»»
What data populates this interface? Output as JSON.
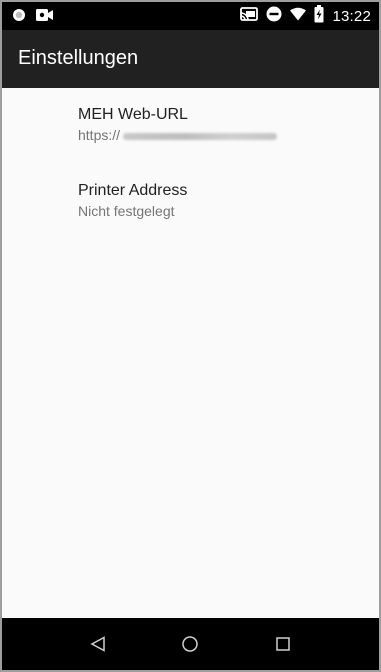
{
  "status_bar": {
    "time": "13:22",
    "left_icons": [
      "notification-dot-icon",
      "video-camera-icon"
    ],
    "right_icons": [
      "cast-icon",
      "do-not-disturb-icon",
      "wifi-icon",
      "battery-charging-icon"
    ]
  },
  "app_bar": {
    "title": "Einstellungen"
  },
  "preferences": [
    {
      "title": "MEH Web-URL",
      "summary": "https://"
    },
    {
      "title": "Printer Address",
      "summary": "Nicht festgelegt"
    }
  ],
  "nav_bar": {
    "buttons": [
      "back-icon",
      "home-icon",
      "recents-icon"
    ]
  }
}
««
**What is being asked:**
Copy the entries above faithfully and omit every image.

**Answer space:**
What data populates this interface? Output as JSON.
{
  "status_bar": {
    "time": "13:22",
    "left_icons": [
      "notification-dot-icon",
      "video-camera-icon"
    ],
    "right_icons": [
      "cast-icon",
      "do-not-disturb-icon",
      "wifi-icon",
      "battery-charging-icon"
    ]
  },
  "app_bar": {
    "title": "Einstellungen"
  },
  "preferences": [
    {
      "title": "MEH Web-URL",
      "summary": "https://"
    },
    {
      "title": "Printer Address",
      "summary": "Nicht festgelegt"
    }
  ],
  "nav_bar": {
    "buttons": [
      "back-icon",
      "home-icon",
      "recents-icon"
    ]
  }
}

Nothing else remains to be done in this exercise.